Categories
Documentary Features Movies Music

Poly Styrene: I Am A Cliché

Punk biopic

Poly Styrene: I Am A Cliché
Directed by Celeste Bell and Paul Sng
Certificate 12a, 96 minutes
Released 5 March at www.modernfilms.com
Viewers can select a participating local cinema to share the revenue of the virtual box office

This documentary about the late Poly Styrene (real name Marion Elliot), the iconic front woman of the 1970s punk band X-Ray Spex, paints a compelling picture of a creative and innovative young woman going against the grain to break new ground in pop music. The band was very much her baby which she put together by advertising for musicians in the music press. She wrote all their material.

Her literal baby is the film’s co-director and co-writer Celeste Bell, who as a young child escaped from her well-intentioned but unfit mother during their time living on the Hare Krishna estate in Hertfordshire. On her mum’s death, Celeste found herself the guardian of Poly’s vast archive. It was five years before she could bring herself to look inside and see what was there… Read more

Full review in Reform magazine.

Trailer:

Categories
Features Live Action Movies

301/302

Director – Park Chul-soo – 1995 – South Korea – 98m

*****

Free to view in the Korean Film Archive as part of

Korean Film Nights Online: Trapped! The Cinema of Confinement

(Friday, July 17th – Thursday, August 27th)

Apartment New Hope Bio. A residential block of flats for the well off. Nice if you can afford it. Two rooms on each floor. The two rooms on the third floor are numbers 301 and 302.

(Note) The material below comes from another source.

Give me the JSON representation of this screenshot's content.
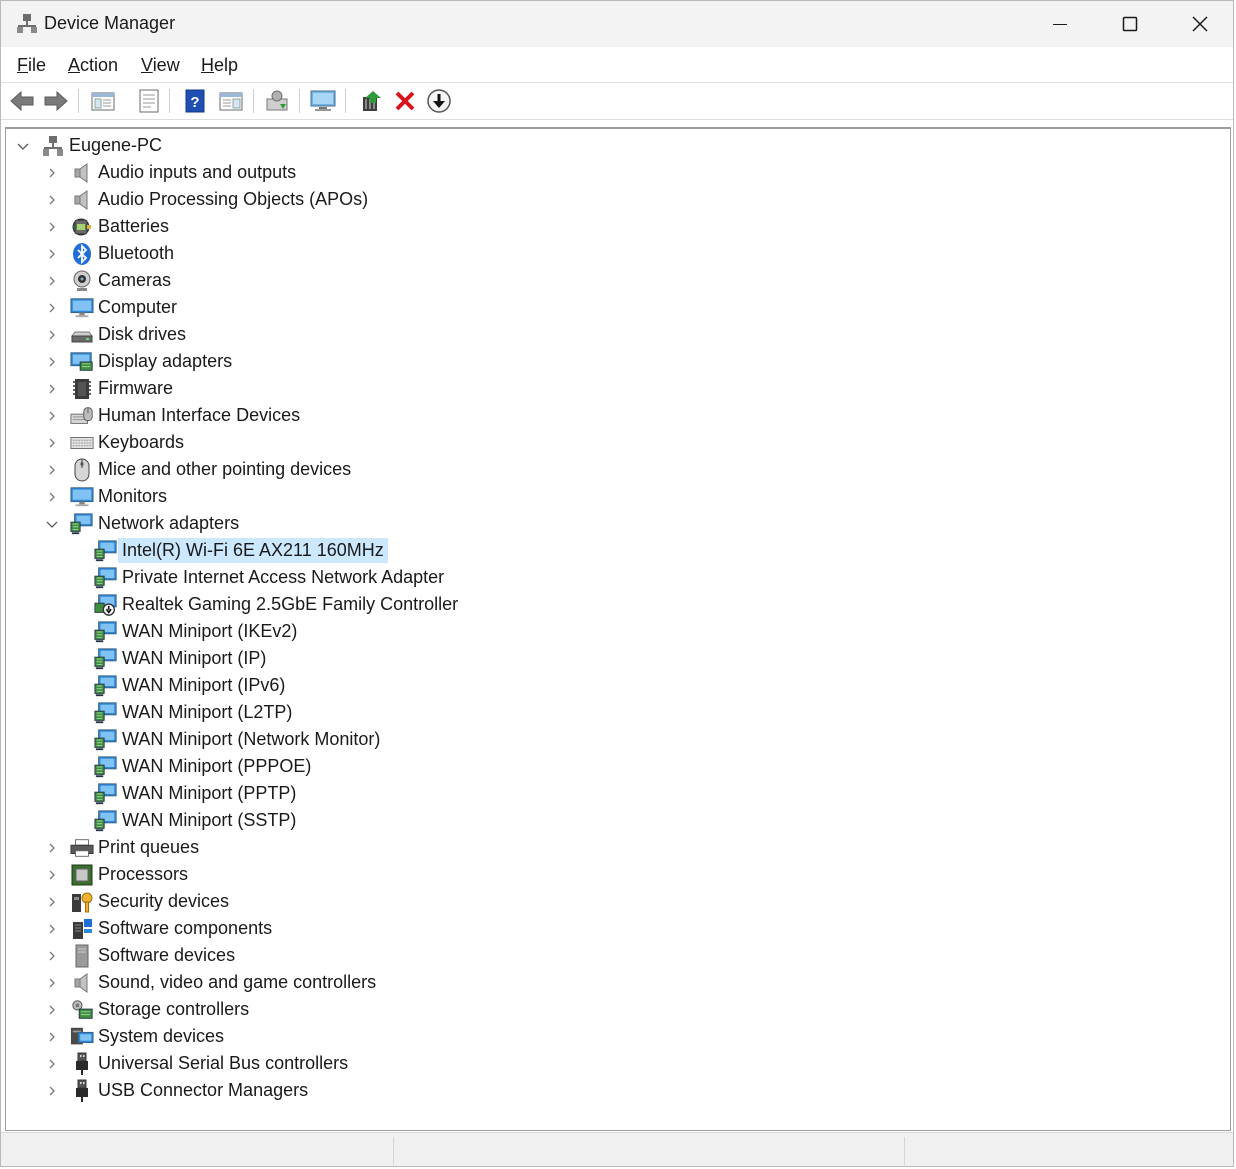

301 has a designer-built kitchen. Perfect for newly moved-in Songhui (Pang Eun-jin) who lives for food preparation and cooking. She spends a lot of time in food markets sourcing the best ingredients. She has a collection of attractive and distinctive coloured plates because, after all, the way you serve food is important and can make all the difference.

Songhui is curious about her neighbour in 302, but Yunhui (Hwang Sin-hye) wants to keep herself to herself. Songhui will watch through her door’s spyhole and when Yunhui appears will dash out to say “hi”. If Yunhui possibly can, she will get in to 302 and close the door before Songhui can catch her.

Actually, Yunhui is curious too. At least enough so to spy through her own front door on prospective residents being shown around 301 by the estate agent in a flashback.… Read the rest